Anti-depressant medications may be used, often in combination with talk therapy. They are usually prescribed only when the depression is severe or talk therapy isn’t working so well on its own. These medications affect the chemical balance in the brain and must be prescribed by a medical professional such as a family doctor, a pediatrician or a psychiatrist. The doctor will closely monitor the person taking the medication to watch for side-effects, to be sure that the type of medication and dose are right for them.
Managing depression – Self-help tips
No matter what point someone is at in their depression and recovery, there are things they can do to take care of themselves. That means taking care of both the body and the mind. Here are some self-help tips you can share:
- Eat right, sleep right, get outside, move your body! All of these basic healthy behaviours can make a positive difference to your whole body-mind system.

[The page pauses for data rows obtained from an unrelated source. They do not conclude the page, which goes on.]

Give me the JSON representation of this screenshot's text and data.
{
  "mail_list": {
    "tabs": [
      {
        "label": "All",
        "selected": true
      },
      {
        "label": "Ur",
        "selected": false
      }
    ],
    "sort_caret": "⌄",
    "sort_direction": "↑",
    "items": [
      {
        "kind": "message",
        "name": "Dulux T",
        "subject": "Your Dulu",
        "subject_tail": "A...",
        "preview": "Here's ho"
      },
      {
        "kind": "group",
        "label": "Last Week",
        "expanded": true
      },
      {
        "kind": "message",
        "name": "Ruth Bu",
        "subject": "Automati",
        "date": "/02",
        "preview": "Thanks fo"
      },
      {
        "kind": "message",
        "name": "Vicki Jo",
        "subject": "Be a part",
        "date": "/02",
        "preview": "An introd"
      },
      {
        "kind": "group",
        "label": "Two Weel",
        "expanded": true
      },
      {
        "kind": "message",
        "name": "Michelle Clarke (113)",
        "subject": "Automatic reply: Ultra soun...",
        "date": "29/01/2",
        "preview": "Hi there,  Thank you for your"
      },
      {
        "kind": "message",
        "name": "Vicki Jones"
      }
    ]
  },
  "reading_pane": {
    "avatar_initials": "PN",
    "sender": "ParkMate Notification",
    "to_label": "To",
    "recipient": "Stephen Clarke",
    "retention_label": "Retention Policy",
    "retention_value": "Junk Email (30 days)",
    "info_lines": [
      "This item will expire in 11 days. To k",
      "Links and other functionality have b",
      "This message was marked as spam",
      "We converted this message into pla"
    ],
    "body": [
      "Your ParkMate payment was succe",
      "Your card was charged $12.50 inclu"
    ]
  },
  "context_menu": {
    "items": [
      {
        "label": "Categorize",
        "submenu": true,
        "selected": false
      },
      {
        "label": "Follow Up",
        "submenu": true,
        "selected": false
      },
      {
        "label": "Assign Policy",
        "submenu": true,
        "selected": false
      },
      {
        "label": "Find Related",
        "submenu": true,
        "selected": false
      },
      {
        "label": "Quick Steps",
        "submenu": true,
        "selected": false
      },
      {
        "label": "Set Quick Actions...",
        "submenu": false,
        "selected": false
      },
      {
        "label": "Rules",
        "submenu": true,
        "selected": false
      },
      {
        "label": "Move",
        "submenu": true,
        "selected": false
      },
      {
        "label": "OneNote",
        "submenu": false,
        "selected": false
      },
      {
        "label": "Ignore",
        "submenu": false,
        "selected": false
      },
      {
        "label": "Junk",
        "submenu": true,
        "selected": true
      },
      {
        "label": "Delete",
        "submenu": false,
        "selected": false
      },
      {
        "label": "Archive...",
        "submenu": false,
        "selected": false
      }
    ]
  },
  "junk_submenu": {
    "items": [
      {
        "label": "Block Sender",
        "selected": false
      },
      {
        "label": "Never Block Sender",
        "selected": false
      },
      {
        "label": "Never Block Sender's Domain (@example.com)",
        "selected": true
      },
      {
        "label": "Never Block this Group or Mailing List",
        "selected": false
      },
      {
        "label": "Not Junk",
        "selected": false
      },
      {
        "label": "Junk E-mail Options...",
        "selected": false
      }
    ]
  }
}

- Avoid alcohol and street drugs. These may seem like a way to make you feel better, but in the long run, they can make things a lot worse and can prevent recovery.
- Find ways to reduce stress where and when you can. Try out yoga or tai chi, or learn how to meditate.
- Keep a journal of your thoughts and feelings. Try to come up with one or two things you’re grateful for every day and make a note of them. It can help.
- Express yourself creatively. For example, dance, draw, or make music.
Check out self-help programs in books or on websites. These programs can teach you strategies to manage depression or guide you to make good changes in your life, one step at a time. See “More information about depression” below.
If you can find a self-help group in your community, it can be very helpful to attend.
- Let you talk to people who have “been there”
- Support you in dealing with your problem
- Allow people to share their experiences with coping strategies or treatments
- Help you to work through whatever treatment you choose
To learn about self-help groups in your area and other resources, contact:
- Canadian Mental Health Association (http://www.cmha.ca/get-involved/find-your-cmha)
- Mood Disorders Association of Ontario (http://www.mooddisorders.ca)
- Ontario Self-Help Resource Centre (http://www.selfhelp.on.ca)
Helping a friend or family member
You can play a key role in helping a person who is depressed:
- Be a good listener and avoid making any judgments.
- Encourage your friend or family member to get other help as well, and assist them in finding it.
- Offer to go with them to appointments.
- Stay in regular contact; let them know you’re there for them.
- Make plans together to do something fun.
- Stay alert for warning signs of suicidal behaviour (see Understanding Suicide and Finding Help). If there is an immediate risk, get them to a hospital emergency department, or call 911 right away.
Don’t forget to look after yourself. Make sure to make time for yourself and your own wellness needs – physical, emotional, social – and seek extra support for yourself when you need it.
Find services close to home by searching the Ontario Health Care Options directory.
Contact Kids Help Phone at 1-800-668-6868 or http://www.kidshelpphone.ca. They provide free professional counselling by phone or online, and can connect young people to information and local help. Kids Help Phone is available 24/7 for children and youth between the ages of 5 and 20. Online chat is also available at certain times — check the website for hours.
Talk to a school counsellor or nurse.
Tell your family doctor.
You may find that the support of family, friends and family doctor is enough to help a young person feel themselves again. If not, there are psychiatrists, psychologists, mental health nurses, social workers and counsellors in the community. They can be found in a range of health-care settings in the community. Your family doctor can refer you to these mental health specialists. Or you can also get connected through one of the community agencies listed in the Ontario Health Care Options directory.
More information about depression
Dealing with Depression: Antidepressant Skills for Teens (BC)
Here to Help (BC)
Informed Choices about Depression
Teen Mental Health